"If I meet the Christian Deity, I am lost: He is a tyrant and as such, is full of ideas of vengeance; His Bible speaks of nothing but fearful punishments. I never loved Him! I could never even believe that anyone did love Him sincerely. He is devoid of pity.... He will punish me in some abominable manner."
"It was not till the middle of the second dance, when, from some pauses in the movement wherein they all seemed to look up, I fancied I could distinguish an elevation of spirit different from that which is the cause or the effect of simple jollity.--In a word, I thought I beheld Religion mixing in the dance."
"... all the cares and anxieties, the trials and disappointments of my whole life, are light, when balanced with my sufferings in childhood and youth from the theological dogmas which I sincerely believed, and the gloom connected with everything associated with the name of religion, the church, the parsonage, the graveyard, and the solemn, tolling bell."
"In her present ignorance, woman's religion, instead of making her noble and free, by the wrong application of great principles of right and justice, has made her bondage but more certain and lasting, her degradation more hopeless and complete."
"How would it be possible if salvation were ready to our hand, and could without great labor be found, that it should be by almost all men neglected? But all things excellent are as difficult as they are rare."
"Men would never be superstitious, if they could govern all their circumstances by set rules, or if they were always favoured by fortune: but being frequently driven into straits where rules are useless, and being often kept fluctuating pitiably between hope and fear by the uncertainty of fortune's greedily coveted favours, they are consequently for the most part, very prone to credulity."
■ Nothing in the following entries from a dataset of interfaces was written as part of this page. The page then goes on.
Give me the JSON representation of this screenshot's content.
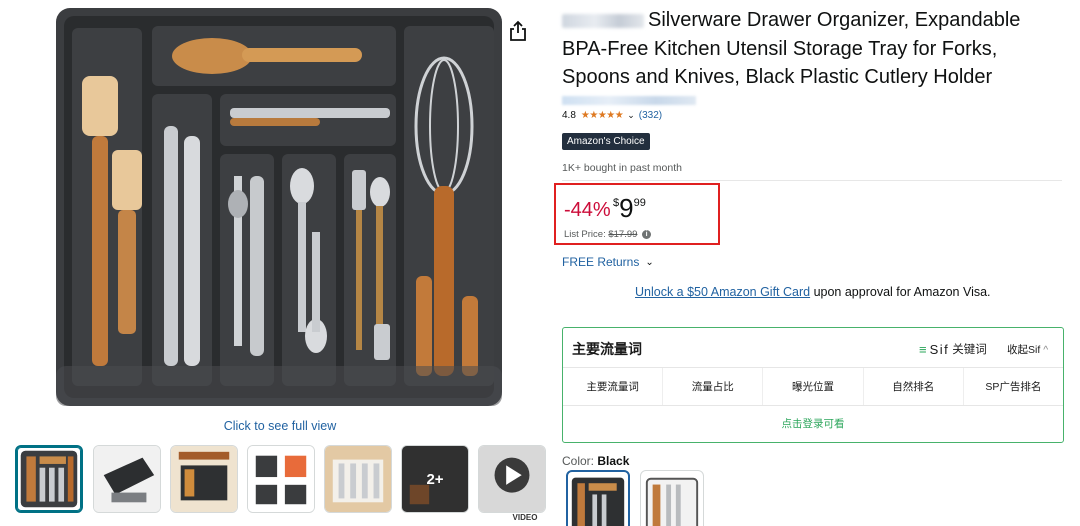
{
  "product": {
    "title": "Silverware Drawer Organizer, Expandable BPA-Free Kitchen Utensil Storage Tray for Forks, Spoons and Knives, Black Plastic Cutlery Holder",
    "rating": "4.8",
    "stars": "★★★★★",
    "review_count": "(332)",
    "badge": "Amazon's Choice",
    "bought": "1K+ bought in past month"
  },
  "price": {
    "discount": "-44%",
    "currency": "$",
    "whole": "9",
    "fraction": "99",
    "list_label": "List Price:",
    "list_value": "$17.99",
    "info_icon": "i"
  },
  "returns": {
    "label": "FREE Returns"
  },
  "promo": {
    "link": "Unlock a $50 Amazon Gift Card",
    "text": " upon approval for Amazon Visa."
  },
  "gallery": {
    "full_view": "Click to see full view",
    "more_count": "2+",
    "video_label": "VIDEO",
    "share_icon": "share-icon"
  },
  "keyword_panel": {
    "title": "主要流量词",
    "sif_label": "Sif",
    "sif_suffix": "关键词",
    "menu_icon": "≡",
    "collapse_label": "收起Sif",
    "collapse_icon": "^",
    "columns": [
      "主要流量词",
      "流量占比",
      "曝光位置",
      "自然排名",
      "SP广告排名"
    ],
    "login_text": "点击登录可看"
  },
  "color": {
    "label": "Color:",
    "value": "Black"
  },
  "colors": {
    "accent_link": "#2162a1",
    "discount_red": "#cc0c39",
    "highlight_box": "#e02020",
    "panel_green": "#47b26b",
    "star_orange": "#de7921"
  }
}
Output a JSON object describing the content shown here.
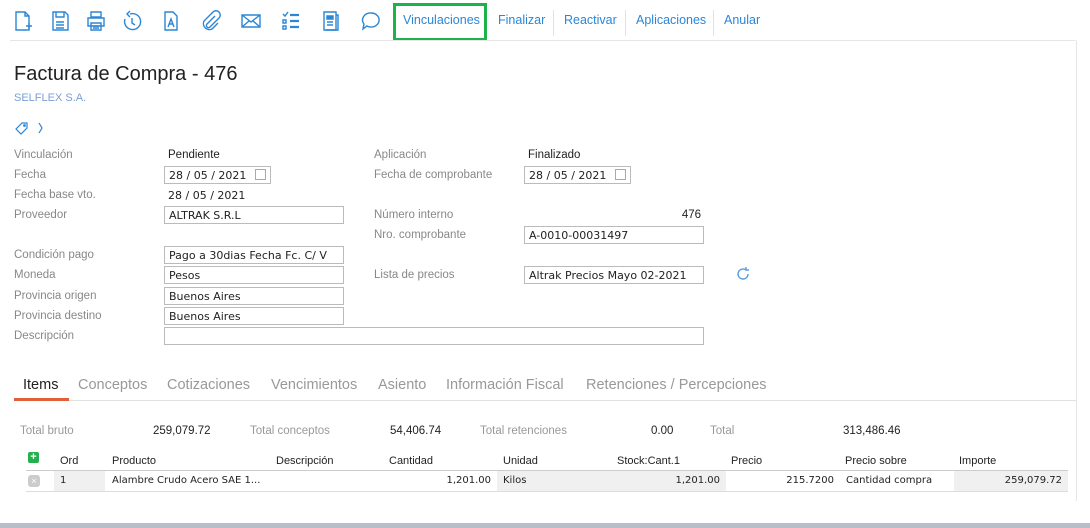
{
  "toolbar": {
    "icons": [
      "new-document-icon",
      "save-icon",
      "print-icon",
      "history-icon",
      "text-document-icon",
      "attachment-icon",
      "email-icon",
      "checklist-icon",
      "report-icon",
      "comment-icon"
    ],
    "buttons": [
      "Vinculaciones",
      "Finalizar",
      "Reactivar",
      "Aplicaciones",
      "Anular"
    ],
    "highlight_color": "#1db24a"
  },
  "header": {
    "title": "Factura de Compra - 476",
    "company": "SELFLEX S.A."
  },
  "form": {
    "vinculacion": {
      "label": "Vinculación",
      "value": "Pendiente"
    },
    "fecha": {
      "label": "Fecha",
      "value": "28 / 05 / 2021"
    },
    "fecha_base": {
      "label": "Fecha base vto.",
      "value": "28 / 05 / 2021"
    },
    "proveedor": {
      "label": "Proveedor",
      "value": "ALTRAK S.R.L"
    },
    "condicion": {
      "label": "Condición pago",
      "value": "Pago a 30dias Fecha Fc. C/ V"
    },
    "moneda": {
      "label": "Moneda",
      "value": "Pesos"
    },
    "prov_origen": {
      "label": "Provincia origen",
      "value": "Buenos Aires"
    },
    "prov_destino": {
      "label": "Provincia destino",
      "value": "Buenos Aires"
    },
    "descripcion": {
      "label": "Descripción",
      "value": ""
    },
    "aplicacion": {
      "label": "Aplicación",
      "value": "Finalizado"
    },
    "fecha_comp": {
      "label": "Fecha de comprobante",
      "value": "28 / 05 / 2021"
    },
    "num_interno": {
      "label": "Número interno",
      "value": "476"
    },
    "nro_comp": {
      "label": "Nro. comprobante",
      "value": "A-0010-00031497"
    },
    "lista": {
      "label": "Lista de precios",
      "value": "Altrak Precios Mayo 02-2021"
    }
  },
  "tabs": [
    "Items",
    "Conceptos",
    "Cotizaciones",
    "Vencimientos",
    "Asiento",
    "Información Fiscal",
    "Retenciones / Percepciones"
  ],
  "totals": {
    "bruto": {
      "label": "Total bruto",
      "value": "259,079.72"
    },
    "conceptos": {
      "label": "Total conceptos",
      "value": "54,406.74"
    },
    "retenciones": {
      "label": "Total retenciones",
      "value": "0.00"
    },
    "total": {
      "label": "Total",
      "value": "313,486.46"
    }
  },
  "table": {
    "headers": [
      "Ord",
      "Producto",
      "Descripción",
      "Cantidad",
      "Unidad",
      "Stock:Cant.1",
      "Precio",
      "Precio sobre",
      "Importe"
    ],
    "rows": [
      {
        "ord": "1",
        "producto": "Alambre Crudo Acero SAE 1...",
        "descripcion": "",
        "cantidad": "1,201.00",
        "unidad": "Kilos",
        "stock": "1,201.00",
        "precio": "215.7200",
        "precio_sobre": "Cantidad compra",
        "importe": "259,079.72"
      }
    ]
  }
}
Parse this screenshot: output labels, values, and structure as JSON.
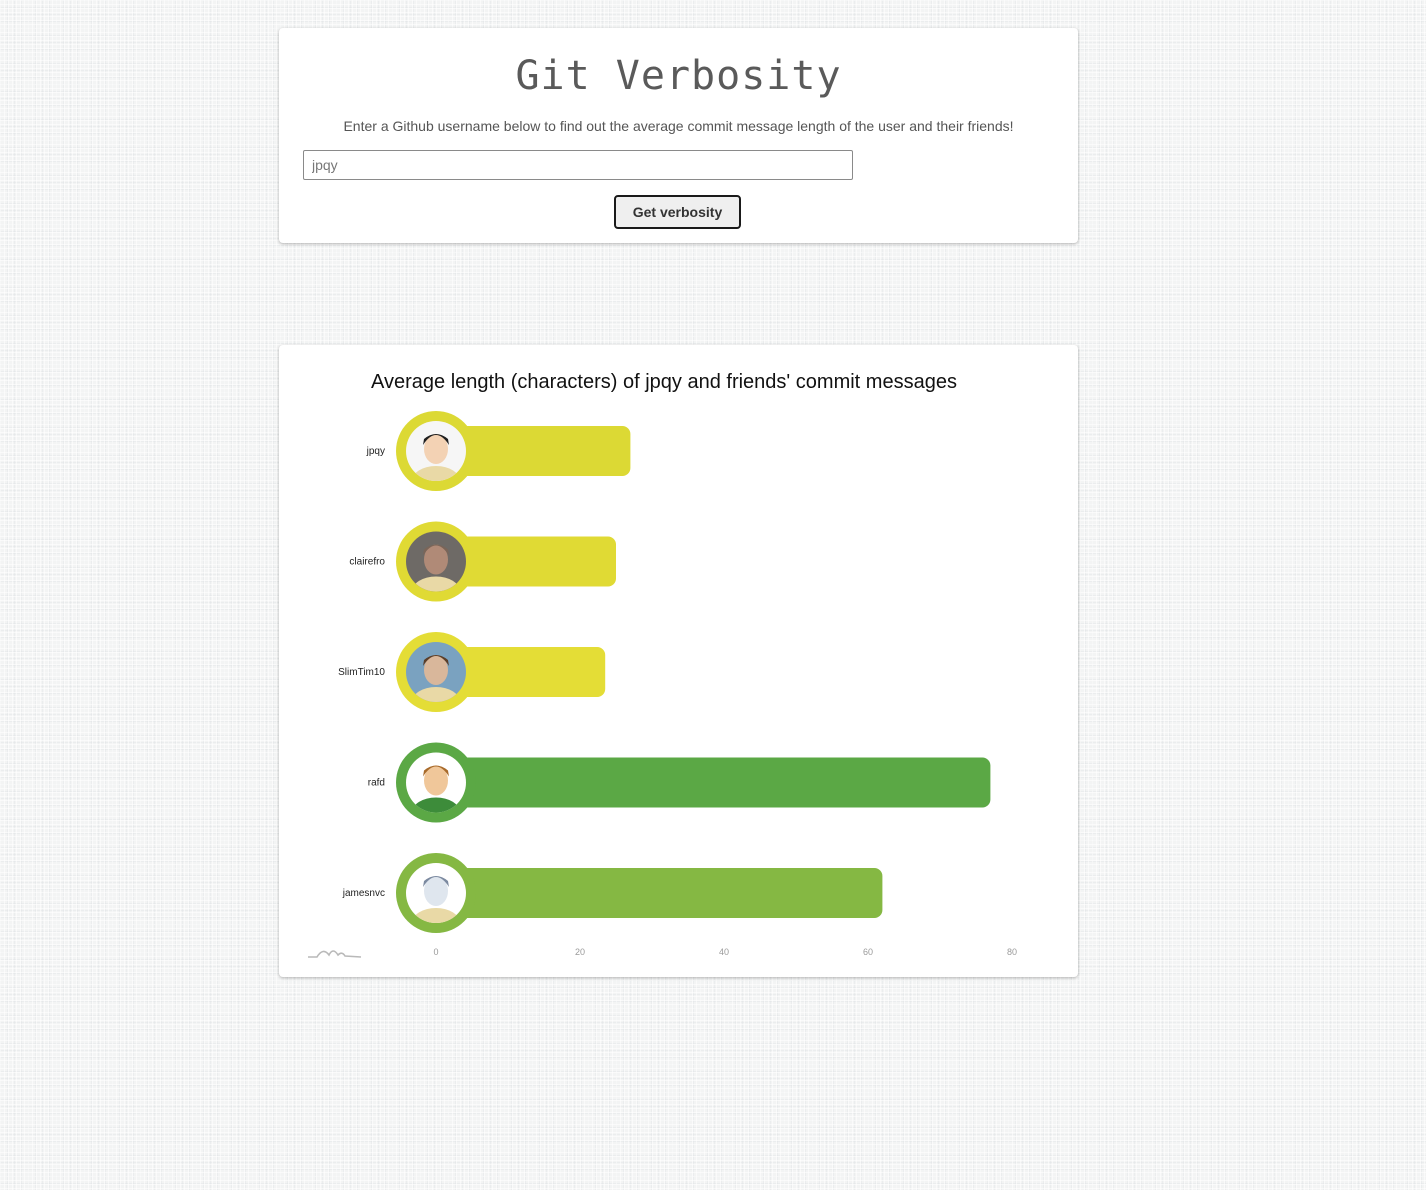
{
  "header": {
    "title": "Git Verbosity",
    "instructions": "Enter a Github username below to find out the average commit message length of the user and their friends!"
  },
  "search": {
    "value": "jpqy",
    "button_label": "Get verbosity"
  },
  "chart_data": {
    "type": "bar",
    "orientation": "horizontal",
    "title": "Average length (characters) of jpqy and friends' commit messages",
    "categories": [
      "jpqy",
      "clairefro",
      "SlimTim10",
      "rafd",
      "jamesnvc"
    ],
    "values": [
      27,
      25,
      23.5,
      77,
      62
    ],
    "colors": [
      "#dcd934",
      "#e0da34",
      "#e4dd36",
      "#5ba845",
      "#85b843"
    ],
    "xlim": [
      0,
      80
    ],
    "xticks": [
      "0",
      "20",
      "40",
      "60",
      "80"
    ],
    "xlabel": "",
    "ylabel": "",
    "grid": false,
    "legend": "none",
    "avatar_icons": [
      "avatar-jpqy-icon",
      "avatar-clairefro-icon",
      "avatar-slimtim10-icon",
      "avatar-rafd-icon",
      "avatar-jamesnvc-icon"
    ]
  }
}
"As men's habits of mind differ, so that some more readily embrace one form of faith, some another, for what moves one to pray may move another to scoff, I conclude ... that everyone should be free to choose for himself the foundations of his creed, and that faith should be judged only by its fruits."
"Hence anyone who seeks for the true cause of miracles, and strives to understand natural phenomena as an intelligent being, and not to gaze at them as a fool, is set down and denounced as a impious heretic by those, whom the masses adore as the interpreters of nature and the gods."